Now that you understand bail bond agreements and liability, you can understand the circumstances of garnished wages. Bail bond companies have the same legal rights as all other creditors, which means they can pursue a lawsuit and have a court order you to pay the debt owed to them. If this happens, and you are unable to pay the outstanding bail bond debt, your wages can be garnished.
The bail bond company will apply for a writ of execution, which is served by the sheriff’s office directly to the debtor’s employer. Subsequently, the employer is bound by law to withhold, and then remit, a portion of the debtor’s wages to the bail bond company. See our blog, “Can I Get Financial Assistance for a Bail Bond?” to learn your options for getting help with the cost of bail in Indiana.
Where to Get the Cheapest Bail Bonds in Indiana

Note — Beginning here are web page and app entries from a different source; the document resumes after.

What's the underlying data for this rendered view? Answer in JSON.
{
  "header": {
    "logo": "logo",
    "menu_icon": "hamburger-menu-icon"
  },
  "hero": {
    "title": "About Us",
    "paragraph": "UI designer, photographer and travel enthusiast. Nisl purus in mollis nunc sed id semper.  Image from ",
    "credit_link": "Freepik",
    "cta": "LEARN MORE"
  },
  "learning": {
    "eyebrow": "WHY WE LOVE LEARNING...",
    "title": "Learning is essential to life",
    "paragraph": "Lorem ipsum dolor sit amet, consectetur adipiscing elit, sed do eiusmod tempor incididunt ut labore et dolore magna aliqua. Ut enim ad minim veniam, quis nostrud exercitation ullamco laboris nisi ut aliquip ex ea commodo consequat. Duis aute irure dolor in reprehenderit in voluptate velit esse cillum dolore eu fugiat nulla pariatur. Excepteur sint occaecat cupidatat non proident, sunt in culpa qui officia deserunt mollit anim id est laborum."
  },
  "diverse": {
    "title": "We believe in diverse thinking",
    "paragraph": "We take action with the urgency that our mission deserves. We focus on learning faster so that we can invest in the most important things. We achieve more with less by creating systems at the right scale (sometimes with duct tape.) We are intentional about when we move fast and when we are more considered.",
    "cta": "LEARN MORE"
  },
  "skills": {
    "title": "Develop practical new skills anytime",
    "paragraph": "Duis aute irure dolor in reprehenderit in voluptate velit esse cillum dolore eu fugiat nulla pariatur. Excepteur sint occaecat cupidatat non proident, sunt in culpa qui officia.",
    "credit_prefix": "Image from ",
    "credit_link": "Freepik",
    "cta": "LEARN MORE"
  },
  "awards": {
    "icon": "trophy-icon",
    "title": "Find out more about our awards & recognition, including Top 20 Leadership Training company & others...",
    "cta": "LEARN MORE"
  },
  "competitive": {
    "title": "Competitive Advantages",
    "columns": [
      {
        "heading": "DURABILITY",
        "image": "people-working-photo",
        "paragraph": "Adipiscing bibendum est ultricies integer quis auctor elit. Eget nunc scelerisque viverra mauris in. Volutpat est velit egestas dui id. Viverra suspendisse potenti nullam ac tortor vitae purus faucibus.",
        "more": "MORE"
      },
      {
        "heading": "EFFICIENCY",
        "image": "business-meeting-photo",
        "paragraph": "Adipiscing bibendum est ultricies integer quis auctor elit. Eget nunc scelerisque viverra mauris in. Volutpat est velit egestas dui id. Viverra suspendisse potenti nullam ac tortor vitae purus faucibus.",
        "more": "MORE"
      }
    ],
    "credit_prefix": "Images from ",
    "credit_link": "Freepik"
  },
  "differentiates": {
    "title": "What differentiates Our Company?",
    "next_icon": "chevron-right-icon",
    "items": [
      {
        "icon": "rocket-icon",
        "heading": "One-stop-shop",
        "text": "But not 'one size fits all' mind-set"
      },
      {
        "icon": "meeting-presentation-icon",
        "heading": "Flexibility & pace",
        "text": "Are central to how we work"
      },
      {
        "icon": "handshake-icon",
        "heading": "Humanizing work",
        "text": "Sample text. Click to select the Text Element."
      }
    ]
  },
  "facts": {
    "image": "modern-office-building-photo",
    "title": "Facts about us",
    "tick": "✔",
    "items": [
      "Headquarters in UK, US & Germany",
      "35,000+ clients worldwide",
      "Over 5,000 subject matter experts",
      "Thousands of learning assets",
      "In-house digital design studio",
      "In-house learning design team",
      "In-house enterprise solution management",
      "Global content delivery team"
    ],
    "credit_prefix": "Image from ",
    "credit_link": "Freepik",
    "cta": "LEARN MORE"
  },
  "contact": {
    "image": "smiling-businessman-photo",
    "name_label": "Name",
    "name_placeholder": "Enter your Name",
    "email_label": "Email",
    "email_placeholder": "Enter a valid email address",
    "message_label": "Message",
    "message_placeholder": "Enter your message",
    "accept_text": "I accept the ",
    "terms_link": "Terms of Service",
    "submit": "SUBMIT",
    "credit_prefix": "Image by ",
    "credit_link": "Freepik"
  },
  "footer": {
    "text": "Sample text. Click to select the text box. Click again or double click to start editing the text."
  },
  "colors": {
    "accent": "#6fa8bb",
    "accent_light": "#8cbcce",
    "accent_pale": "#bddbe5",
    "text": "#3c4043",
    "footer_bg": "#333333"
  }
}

Right now, Woods Bail Bonds is currently offering 8% bail bonds! This is the lowest rate in years, and only available here! That means you only pay 8% of your total bond amount, rather than the standard 10 to 15% rates required across the state. In order to qualify for this low rate, you must meet certain criteria. Best of all, we serve over 33 Indiana counties with reliable, 24 hour bail bonds, even on National holidays. Call 317-876-9600 to talk to a friendly and knowledgeable Indiana bail bondsman to learn if you can qualify for 8% bail bonds in Indiana!